Task statement: Say how many lines in the following data hold the word "Gruppo". Write nothing but that number.

Record excerpts:
※ ※ ※

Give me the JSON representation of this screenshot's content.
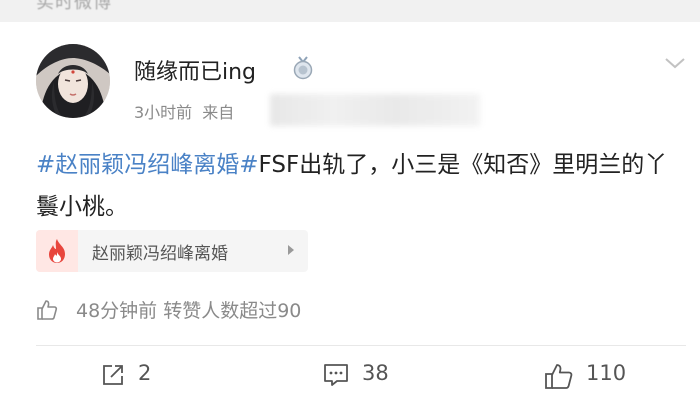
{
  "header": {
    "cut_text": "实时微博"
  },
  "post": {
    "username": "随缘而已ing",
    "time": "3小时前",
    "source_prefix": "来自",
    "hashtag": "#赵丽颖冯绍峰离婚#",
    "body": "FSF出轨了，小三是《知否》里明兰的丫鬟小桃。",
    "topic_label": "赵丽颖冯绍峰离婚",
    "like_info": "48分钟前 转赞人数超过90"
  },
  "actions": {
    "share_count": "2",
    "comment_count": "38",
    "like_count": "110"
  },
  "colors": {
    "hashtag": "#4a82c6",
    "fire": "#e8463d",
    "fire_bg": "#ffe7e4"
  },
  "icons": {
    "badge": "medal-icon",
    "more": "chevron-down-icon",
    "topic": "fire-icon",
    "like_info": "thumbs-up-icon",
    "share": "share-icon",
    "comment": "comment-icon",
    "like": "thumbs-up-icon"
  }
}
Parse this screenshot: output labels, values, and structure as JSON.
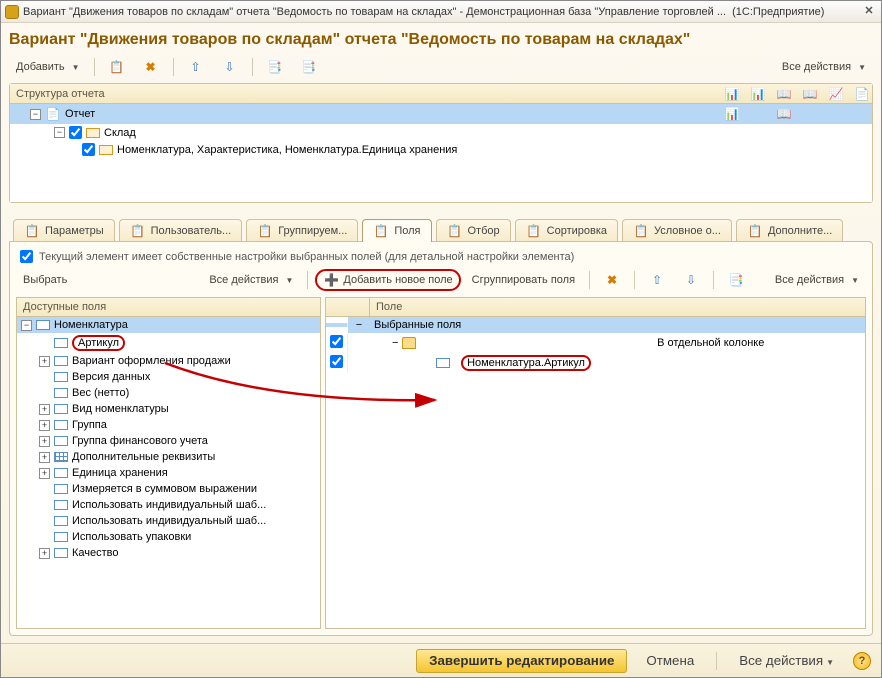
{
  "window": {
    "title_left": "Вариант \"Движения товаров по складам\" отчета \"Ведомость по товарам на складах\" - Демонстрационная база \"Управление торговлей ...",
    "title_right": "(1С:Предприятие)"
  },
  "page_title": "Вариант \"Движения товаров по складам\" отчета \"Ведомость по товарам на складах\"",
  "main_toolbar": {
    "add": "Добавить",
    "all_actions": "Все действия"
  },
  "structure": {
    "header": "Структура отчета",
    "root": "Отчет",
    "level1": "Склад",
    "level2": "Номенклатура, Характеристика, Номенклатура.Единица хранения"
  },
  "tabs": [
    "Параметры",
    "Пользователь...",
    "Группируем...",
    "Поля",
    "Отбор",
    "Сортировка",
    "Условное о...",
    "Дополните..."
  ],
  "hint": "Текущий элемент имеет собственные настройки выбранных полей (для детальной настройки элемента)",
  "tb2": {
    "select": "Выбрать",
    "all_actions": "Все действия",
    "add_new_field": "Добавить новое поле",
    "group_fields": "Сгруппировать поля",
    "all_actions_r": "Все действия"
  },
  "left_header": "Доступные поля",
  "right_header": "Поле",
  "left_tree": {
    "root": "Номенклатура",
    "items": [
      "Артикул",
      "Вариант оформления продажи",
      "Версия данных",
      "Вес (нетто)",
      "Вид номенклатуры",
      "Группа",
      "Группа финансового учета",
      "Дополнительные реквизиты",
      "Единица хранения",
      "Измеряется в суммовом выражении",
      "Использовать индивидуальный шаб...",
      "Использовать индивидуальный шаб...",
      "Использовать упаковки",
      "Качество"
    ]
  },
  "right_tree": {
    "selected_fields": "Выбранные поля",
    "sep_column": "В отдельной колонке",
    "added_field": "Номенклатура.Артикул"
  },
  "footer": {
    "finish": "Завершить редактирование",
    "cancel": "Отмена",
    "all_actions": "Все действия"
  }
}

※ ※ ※

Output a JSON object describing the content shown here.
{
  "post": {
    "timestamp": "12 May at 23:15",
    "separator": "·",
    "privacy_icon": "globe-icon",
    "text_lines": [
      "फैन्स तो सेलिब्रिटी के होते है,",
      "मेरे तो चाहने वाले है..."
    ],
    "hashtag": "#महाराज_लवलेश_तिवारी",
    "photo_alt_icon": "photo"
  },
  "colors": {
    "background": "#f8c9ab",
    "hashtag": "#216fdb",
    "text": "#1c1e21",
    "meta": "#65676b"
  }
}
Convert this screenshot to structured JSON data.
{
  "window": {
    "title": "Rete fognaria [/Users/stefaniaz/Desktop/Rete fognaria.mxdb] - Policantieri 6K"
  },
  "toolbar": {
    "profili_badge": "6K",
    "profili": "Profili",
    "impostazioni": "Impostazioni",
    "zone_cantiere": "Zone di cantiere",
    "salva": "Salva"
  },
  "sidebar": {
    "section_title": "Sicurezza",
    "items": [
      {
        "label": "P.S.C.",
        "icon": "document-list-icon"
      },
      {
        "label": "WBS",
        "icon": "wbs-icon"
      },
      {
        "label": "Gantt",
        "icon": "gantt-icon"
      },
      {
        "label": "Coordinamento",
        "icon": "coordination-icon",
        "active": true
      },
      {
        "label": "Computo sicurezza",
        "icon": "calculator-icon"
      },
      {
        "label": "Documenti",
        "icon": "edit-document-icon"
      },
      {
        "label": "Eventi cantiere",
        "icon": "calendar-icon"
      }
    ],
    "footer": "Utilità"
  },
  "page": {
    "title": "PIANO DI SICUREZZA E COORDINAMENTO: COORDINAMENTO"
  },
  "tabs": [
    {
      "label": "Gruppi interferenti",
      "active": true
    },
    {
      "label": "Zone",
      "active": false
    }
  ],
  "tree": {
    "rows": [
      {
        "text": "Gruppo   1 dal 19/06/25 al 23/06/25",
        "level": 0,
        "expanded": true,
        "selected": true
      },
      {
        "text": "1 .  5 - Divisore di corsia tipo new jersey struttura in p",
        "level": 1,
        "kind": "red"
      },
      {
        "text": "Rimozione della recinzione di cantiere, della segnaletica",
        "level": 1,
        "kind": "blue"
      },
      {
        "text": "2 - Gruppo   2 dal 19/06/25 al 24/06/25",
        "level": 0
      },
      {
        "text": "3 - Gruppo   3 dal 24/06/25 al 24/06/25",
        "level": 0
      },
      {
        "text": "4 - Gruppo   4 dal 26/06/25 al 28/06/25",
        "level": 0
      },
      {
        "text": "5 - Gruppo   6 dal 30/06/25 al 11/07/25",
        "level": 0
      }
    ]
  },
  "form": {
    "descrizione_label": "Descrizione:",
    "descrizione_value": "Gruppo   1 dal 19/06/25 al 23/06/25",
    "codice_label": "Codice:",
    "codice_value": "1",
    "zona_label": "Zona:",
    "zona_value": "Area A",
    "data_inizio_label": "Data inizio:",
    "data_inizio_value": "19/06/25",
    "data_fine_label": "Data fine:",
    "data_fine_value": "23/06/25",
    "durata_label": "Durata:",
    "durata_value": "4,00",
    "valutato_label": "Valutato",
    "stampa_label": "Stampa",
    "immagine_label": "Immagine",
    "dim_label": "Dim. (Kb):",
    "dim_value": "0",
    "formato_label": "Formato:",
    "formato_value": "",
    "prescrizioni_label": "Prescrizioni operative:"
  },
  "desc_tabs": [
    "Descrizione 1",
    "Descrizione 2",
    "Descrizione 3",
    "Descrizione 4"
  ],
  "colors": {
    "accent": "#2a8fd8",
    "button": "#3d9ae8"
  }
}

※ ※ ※

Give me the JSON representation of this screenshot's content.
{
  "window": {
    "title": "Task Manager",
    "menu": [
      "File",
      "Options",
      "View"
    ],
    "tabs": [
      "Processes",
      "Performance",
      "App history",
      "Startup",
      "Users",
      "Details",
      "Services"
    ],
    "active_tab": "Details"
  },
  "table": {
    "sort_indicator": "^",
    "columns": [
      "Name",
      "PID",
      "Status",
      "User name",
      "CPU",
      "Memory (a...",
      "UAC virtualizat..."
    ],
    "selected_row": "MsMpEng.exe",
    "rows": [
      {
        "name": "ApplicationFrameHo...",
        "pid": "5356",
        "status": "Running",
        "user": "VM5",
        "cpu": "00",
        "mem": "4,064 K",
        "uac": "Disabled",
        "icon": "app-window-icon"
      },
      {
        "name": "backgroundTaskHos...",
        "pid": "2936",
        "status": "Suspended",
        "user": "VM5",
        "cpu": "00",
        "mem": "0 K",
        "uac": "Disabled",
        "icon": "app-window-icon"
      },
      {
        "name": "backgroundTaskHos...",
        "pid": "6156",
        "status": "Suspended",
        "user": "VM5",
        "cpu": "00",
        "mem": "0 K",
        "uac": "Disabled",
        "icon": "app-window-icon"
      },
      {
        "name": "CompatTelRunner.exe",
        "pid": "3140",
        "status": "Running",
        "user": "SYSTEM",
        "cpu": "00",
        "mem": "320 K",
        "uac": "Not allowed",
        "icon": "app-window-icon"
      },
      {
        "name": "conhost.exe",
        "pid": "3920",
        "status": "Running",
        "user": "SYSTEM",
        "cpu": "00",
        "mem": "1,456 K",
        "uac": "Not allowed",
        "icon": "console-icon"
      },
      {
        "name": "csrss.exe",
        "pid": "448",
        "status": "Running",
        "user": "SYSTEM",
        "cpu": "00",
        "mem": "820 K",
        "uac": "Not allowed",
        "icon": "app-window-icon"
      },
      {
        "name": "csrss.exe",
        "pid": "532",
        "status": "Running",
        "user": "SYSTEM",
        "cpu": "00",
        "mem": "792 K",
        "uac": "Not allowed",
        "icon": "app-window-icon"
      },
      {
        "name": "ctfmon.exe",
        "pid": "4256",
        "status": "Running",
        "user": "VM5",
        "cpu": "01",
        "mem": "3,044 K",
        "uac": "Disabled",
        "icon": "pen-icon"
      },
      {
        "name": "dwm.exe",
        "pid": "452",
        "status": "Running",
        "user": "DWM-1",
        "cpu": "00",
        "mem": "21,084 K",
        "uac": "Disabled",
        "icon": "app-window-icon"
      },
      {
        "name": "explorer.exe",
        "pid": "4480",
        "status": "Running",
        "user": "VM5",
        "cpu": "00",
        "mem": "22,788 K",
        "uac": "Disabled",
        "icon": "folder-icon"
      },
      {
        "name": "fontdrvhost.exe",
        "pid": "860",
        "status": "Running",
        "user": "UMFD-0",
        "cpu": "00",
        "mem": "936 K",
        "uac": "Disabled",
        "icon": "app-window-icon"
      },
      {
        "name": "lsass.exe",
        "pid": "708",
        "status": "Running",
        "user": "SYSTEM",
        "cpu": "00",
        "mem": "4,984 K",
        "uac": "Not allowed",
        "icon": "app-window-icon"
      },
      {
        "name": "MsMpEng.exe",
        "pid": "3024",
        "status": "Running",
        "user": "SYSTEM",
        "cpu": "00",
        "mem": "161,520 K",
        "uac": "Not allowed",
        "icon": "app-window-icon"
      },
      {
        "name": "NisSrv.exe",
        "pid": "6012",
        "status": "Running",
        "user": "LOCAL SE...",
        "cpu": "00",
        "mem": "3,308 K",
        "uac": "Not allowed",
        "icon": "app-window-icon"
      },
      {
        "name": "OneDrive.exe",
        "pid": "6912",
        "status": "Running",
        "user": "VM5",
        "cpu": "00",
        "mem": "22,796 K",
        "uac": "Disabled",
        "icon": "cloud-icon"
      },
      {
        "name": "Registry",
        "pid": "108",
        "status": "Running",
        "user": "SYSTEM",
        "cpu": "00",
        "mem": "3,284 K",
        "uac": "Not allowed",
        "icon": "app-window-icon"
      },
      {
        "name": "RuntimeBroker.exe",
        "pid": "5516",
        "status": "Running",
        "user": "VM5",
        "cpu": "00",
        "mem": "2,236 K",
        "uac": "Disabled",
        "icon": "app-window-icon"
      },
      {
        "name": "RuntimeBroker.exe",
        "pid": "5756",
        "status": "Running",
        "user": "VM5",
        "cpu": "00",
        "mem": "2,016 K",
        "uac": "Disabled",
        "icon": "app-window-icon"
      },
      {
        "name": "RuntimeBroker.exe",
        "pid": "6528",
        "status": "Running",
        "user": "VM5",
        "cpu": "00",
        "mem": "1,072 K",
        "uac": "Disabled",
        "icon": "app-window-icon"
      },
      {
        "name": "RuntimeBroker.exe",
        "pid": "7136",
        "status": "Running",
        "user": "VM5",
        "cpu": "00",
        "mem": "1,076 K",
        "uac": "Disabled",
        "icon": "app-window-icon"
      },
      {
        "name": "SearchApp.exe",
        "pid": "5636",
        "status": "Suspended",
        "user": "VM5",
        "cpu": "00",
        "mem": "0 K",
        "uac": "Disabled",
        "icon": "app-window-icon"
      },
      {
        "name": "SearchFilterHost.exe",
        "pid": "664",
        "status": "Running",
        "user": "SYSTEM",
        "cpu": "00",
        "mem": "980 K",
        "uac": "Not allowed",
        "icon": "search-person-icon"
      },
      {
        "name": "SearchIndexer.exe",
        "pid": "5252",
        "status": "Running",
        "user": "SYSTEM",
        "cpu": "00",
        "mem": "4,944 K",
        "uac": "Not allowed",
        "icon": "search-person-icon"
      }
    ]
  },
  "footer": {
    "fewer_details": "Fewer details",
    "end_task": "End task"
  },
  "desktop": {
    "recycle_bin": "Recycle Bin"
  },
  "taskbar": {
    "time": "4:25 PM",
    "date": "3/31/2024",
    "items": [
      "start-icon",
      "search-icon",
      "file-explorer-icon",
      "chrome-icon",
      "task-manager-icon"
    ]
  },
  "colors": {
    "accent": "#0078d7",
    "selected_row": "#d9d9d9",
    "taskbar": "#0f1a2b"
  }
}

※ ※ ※

Answer to this problem: 6